====== DATA FOR THIS EXERCISE
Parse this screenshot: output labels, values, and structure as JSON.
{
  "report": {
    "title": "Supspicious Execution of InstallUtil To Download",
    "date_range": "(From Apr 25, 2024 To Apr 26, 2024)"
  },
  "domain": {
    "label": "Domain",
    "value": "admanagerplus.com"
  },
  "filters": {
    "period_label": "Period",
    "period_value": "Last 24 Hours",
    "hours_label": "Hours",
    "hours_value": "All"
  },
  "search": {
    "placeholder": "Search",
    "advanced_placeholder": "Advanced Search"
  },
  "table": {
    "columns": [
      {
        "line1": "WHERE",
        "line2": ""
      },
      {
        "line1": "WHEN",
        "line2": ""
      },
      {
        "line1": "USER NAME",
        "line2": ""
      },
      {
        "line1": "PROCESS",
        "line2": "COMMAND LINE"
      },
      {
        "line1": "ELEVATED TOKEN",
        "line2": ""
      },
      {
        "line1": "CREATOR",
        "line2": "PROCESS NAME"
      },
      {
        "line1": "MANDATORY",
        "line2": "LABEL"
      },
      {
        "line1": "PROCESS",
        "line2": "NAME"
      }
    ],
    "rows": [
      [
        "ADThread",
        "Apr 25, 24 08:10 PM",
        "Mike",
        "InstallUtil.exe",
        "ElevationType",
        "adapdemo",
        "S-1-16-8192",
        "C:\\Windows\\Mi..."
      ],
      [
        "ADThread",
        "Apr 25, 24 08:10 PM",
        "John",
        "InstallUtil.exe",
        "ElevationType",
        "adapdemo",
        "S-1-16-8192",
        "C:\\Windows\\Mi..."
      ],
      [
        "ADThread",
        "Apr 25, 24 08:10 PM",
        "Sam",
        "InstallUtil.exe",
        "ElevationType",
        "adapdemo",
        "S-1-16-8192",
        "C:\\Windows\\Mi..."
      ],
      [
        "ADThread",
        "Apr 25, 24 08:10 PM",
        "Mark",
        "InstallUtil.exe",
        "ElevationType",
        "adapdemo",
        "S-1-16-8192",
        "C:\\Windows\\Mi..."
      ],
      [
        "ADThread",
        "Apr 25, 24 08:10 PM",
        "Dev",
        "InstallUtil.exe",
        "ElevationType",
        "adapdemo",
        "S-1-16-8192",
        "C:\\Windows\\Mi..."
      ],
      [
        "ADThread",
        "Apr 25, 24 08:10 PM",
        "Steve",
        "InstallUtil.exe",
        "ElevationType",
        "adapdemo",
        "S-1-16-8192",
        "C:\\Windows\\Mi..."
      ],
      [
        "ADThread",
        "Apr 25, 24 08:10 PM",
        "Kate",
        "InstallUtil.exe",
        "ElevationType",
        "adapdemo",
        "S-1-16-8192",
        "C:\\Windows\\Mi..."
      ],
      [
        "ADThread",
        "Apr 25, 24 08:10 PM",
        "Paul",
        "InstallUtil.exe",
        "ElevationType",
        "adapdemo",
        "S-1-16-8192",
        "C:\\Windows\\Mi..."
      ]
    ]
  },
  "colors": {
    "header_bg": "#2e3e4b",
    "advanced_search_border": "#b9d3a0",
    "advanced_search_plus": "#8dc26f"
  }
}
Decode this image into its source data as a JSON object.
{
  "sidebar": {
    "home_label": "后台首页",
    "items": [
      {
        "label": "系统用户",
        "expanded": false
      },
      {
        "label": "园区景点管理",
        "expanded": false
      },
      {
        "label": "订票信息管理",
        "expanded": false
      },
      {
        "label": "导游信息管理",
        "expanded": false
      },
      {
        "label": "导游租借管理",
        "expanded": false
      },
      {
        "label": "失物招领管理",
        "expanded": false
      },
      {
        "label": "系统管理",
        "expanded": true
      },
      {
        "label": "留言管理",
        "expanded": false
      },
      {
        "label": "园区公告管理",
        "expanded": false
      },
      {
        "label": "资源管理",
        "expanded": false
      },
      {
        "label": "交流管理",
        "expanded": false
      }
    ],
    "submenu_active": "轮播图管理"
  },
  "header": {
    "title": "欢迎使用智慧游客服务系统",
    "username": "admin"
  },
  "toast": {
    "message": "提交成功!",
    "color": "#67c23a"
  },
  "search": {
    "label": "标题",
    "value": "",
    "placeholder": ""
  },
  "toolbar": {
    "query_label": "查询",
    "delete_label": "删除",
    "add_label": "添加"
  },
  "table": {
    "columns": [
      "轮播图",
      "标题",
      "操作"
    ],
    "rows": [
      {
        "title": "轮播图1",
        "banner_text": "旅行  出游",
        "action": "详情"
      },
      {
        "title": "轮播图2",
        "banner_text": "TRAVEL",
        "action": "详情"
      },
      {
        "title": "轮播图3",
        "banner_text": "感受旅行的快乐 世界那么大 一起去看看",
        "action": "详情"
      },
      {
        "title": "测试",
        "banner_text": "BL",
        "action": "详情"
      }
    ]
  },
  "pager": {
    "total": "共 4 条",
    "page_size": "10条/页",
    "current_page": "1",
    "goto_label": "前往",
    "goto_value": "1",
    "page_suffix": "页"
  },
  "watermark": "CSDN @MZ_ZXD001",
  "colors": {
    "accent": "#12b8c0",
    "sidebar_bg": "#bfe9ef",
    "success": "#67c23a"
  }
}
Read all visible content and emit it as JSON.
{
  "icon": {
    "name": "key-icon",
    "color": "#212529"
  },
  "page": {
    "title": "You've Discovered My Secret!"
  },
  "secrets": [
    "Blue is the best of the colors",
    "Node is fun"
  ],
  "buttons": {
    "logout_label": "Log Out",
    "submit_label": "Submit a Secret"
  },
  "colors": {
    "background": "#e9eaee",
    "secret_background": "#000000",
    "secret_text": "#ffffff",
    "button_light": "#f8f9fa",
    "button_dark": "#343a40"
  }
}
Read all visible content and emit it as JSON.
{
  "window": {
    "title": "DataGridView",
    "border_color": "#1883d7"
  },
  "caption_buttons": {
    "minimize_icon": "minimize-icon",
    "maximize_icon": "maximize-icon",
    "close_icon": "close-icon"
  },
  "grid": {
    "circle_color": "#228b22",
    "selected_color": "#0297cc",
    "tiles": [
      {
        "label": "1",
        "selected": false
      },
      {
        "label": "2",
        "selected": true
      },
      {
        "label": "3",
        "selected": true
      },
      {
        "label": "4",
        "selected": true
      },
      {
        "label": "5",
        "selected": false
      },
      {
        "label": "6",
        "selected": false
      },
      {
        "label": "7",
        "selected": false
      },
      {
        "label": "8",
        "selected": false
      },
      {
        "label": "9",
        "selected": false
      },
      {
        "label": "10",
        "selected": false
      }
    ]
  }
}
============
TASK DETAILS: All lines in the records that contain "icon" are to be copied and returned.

RESULT:
  "icon": {
    "name": "key-icon",
    "minimize_icon": "minimize-icon",
    "maximize_icon": "maximize-icon",
    "close_icon": "close-icon"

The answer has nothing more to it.